## DESCRIPTION OF THE TASK
Word for word, reproduce each of the entries.

## DATA FOR THIS EXERCISE
· · · · · · ·

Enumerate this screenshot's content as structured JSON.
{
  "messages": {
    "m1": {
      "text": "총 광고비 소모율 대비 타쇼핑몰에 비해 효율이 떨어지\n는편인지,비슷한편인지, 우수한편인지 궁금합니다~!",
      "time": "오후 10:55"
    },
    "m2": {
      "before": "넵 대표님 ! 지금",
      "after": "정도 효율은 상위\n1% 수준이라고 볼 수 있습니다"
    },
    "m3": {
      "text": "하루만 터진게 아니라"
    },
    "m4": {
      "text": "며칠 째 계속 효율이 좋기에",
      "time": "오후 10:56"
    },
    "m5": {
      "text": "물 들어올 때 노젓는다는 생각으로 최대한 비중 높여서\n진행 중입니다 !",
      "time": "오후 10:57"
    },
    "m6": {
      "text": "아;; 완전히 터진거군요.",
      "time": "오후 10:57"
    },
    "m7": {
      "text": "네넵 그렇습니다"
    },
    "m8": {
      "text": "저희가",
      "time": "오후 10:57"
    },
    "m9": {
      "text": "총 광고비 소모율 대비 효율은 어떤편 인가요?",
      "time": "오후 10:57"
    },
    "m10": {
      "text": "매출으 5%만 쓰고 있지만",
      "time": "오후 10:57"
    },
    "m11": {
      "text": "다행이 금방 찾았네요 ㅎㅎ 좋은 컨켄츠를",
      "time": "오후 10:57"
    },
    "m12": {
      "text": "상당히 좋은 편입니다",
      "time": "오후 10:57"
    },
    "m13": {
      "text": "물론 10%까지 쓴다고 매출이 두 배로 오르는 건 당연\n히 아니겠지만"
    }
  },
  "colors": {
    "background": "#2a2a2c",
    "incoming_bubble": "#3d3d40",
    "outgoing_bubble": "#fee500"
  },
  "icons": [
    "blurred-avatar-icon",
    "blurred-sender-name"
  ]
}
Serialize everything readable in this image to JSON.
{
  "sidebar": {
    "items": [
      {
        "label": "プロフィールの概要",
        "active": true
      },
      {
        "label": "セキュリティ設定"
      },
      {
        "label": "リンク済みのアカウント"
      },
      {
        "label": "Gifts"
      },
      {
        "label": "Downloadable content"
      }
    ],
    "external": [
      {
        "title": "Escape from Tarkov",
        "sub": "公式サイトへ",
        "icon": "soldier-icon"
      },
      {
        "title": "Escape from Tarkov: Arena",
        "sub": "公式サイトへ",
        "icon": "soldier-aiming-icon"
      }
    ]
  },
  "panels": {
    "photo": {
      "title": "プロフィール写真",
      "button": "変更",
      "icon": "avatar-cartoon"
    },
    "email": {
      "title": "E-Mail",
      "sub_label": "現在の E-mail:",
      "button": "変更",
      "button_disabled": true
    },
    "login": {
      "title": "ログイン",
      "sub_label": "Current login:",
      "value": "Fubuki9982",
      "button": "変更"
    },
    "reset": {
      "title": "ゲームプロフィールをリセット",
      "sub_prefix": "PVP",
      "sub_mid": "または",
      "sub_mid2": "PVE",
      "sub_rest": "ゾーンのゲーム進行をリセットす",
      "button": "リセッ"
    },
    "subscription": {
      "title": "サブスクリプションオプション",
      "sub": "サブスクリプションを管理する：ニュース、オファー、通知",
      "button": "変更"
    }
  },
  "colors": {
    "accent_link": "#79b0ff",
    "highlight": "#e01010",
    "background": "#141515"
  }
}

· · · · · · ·

## RESPONSE TO THIS TASK
Enumerate this screenshot's content as structured JSON.
{
  "messages": {
    "m1": {
      "text": "총 광고비 소모율 대비 타쇼핑몰에 비해 효율이 떨어지\n는편인지,비슷한편인지, 우수한편인지 궁금합니다~!",
      "time": "오후 10:55"
    },
    "m2": {
      "before": "넵 대표님 ! 지금",
      "after": "정도 효율은 상위\n1% 수준이라고 볼 수 있습니다"
    },
    "m3": {
      "text": "하루만 터진게 아니라"
    },
    "m4": {
      "text": "며칠 째 계속 효율이 좋기에",
      "time": "오후 10:56"
    },
    "m5": {
      "text": "물 들어올 때 노젓는다는 생각으로 최대한 비중 높여서\n진행 중입니다 !",
      "time": "오후 10:57"
    },
    "m6": {
      "text": "아;; 완전히 터진거군요.",
      "time": "오후 10:57"
    },
    "m7": {
      "text": "네넵 그렇습니다"
    },
    "m8": {
      "text": "저희가",
      "time": "오후 10:57"
    },
    "m9": {
      "text": "총 광고비 소모율 대비 효율은 어떤편 인가요?",
      "time": "오후 10:57"
    },
    "m10": {
      "text": "매출으 5%만 쓰고 있지만",
      "time": "오후 10:57"
    },
    "m11": {
      "text": "다행이 금방 찾았네요 ㅎㅎ 좋은 컨켄츠를",
      "time": "오후 10:57"
    },
    "m12": {
      "text": "상당히 좋은 편입니다",
      "time": "오후 10:57"
    },
    "m13": {
      "text": "물론 10%까지 쓴다고 매출이 두 배로 오르는 건 당연\n히 아니겠지만"
    }
  },
  "colors": {
    "background": "#2a2a2c",
    "incoming_bubble": "#3d3d40",
    "outgoing_bubble": "#fee500"
  },
  "icons": [
    "blurred-avatar-icon",
    "blurred-sender-name"
  ]
}
Serialize everything readable in this image to JSON.
{
  "sidebar": {
    "items": [
      {
        "label": "プロフィールの概要",
        "active": true
      },
      {
        "label": "セキュリティ設定"
      },
      {
        "label": "リンク済みのアカウント"
      },
      {
        "label": "Gifts"
      },
      {
        "label": "Downloadable content"
      }
    ],
    "external": [
      {
        "title": "Escape from Tarkov",
        "sub": "公式サイトへ",
        "icon": "soldier-icon"
      },
      {
        "title": "Escape from Tarkov: Arena",
        "sub": "公式サイトへ",
        "icon": "soldier-aiming-icon"
      }
    ]
  },
  "panels": {
    "photo": {
      "title": "プロフィール写真",
      "button": "変更",
      "icon": "avatar-cartoon"
    },
    "email": {
      "title": "E-Mail",
      "sub_label": "現在の E-mail:",
      "button": "変更",
      "button_disabled": true
    },
    "login": {
      "title": "ログイン",
      "sub_label": "Current login:",
      "value": "Fubuki9982",
      "button": "変更"
    },
    "reset": {
      "title": "ゲームプロフィールをリセット",
      "sub_prefix": "PVP",
      "sub_mid": "または",
      "sub_mid2": "PVE",
      "sub_rest": "ゾーンのゲーム進行をリセットす",
      "button": "リセッ"
    },
    "subscription": {
      "title": "サブスクリプションオプション",
      "sub": "サブスクリプションを管理する：ニュース、オファー、通知",
      "button": "変更"
    }
  },
  "colors": {
    "accent_link": "#79b0ff",
    "highlight": "#e01010",
    "background": "#141515"
  }
}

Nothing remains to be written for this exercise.